◆ Exercise prompt ◆
Pull out every line below containing the word "title".

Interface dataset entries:
----

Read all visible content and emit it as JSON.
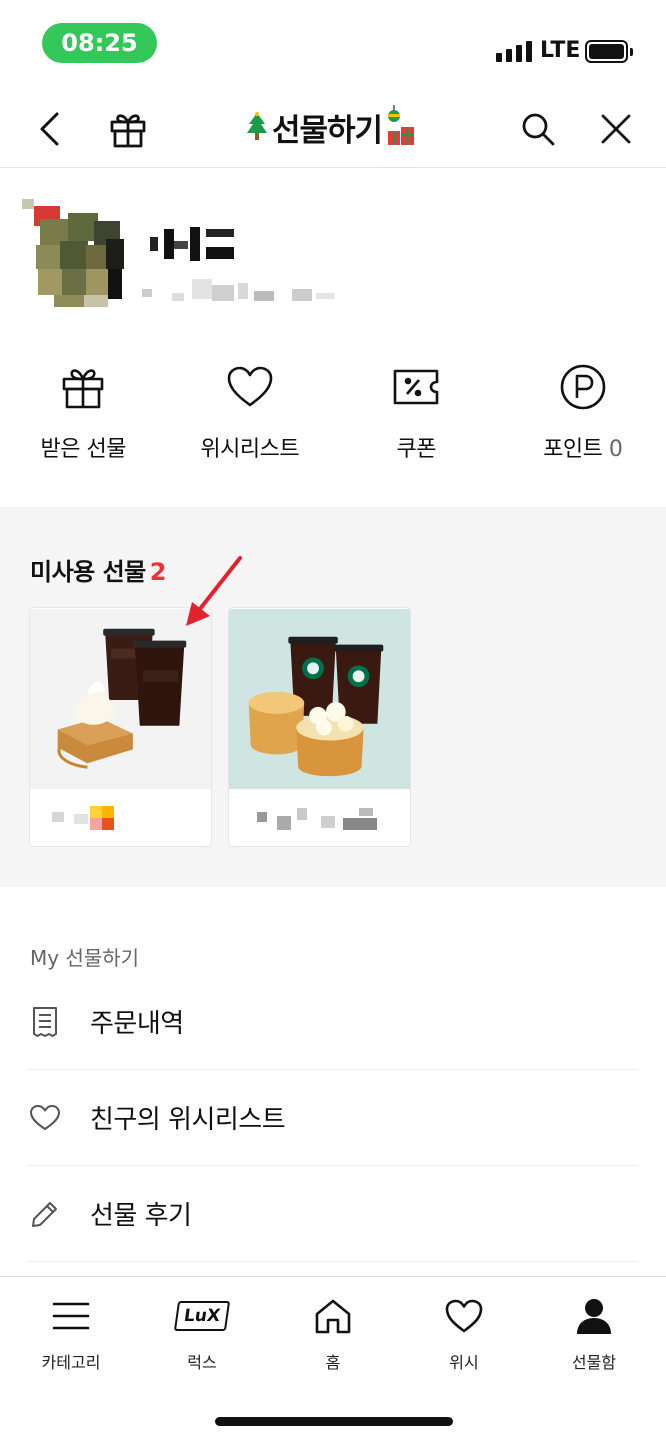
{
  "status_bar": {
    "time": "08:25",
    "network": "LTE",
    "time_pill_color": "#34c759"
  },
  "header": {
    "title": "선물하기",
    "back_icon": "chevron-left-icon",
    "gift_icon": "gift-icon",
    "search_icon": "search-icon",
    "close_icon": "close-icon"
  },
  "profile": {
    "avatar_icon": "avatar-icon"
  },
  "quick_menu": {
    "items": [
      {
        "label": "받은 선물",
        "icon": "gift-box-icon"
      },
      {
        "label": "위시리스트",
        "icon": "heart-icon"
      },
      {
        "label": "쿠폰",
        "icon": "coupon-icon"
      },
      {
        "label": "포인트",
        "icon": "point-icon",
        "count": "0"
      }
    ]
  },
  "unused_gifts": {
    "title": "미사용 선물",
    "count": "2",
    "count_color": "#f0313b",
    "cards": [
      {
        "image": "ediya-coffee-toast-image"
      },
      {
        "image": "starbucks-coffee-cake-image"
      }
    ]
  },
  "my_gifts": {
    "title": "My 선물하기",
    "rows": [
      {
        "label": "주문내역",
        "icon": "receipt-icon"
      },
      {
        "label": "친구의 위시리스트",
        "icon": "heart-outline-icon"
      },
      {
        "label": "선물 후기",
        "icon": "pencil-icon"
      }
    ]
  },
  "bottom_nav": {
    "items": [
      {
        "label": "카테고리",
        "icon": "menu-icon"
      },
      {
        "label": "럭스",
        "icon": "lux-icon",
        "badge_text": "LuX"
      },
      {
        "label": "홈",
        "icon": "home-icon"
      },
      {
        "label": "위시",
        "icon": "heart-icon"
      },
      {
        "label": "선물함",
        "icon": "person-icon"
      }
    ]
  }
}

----

◆ Task result ◆
    "title": "선물하기",
    "title": "미사용 선물",
    "title": "My 선물하기",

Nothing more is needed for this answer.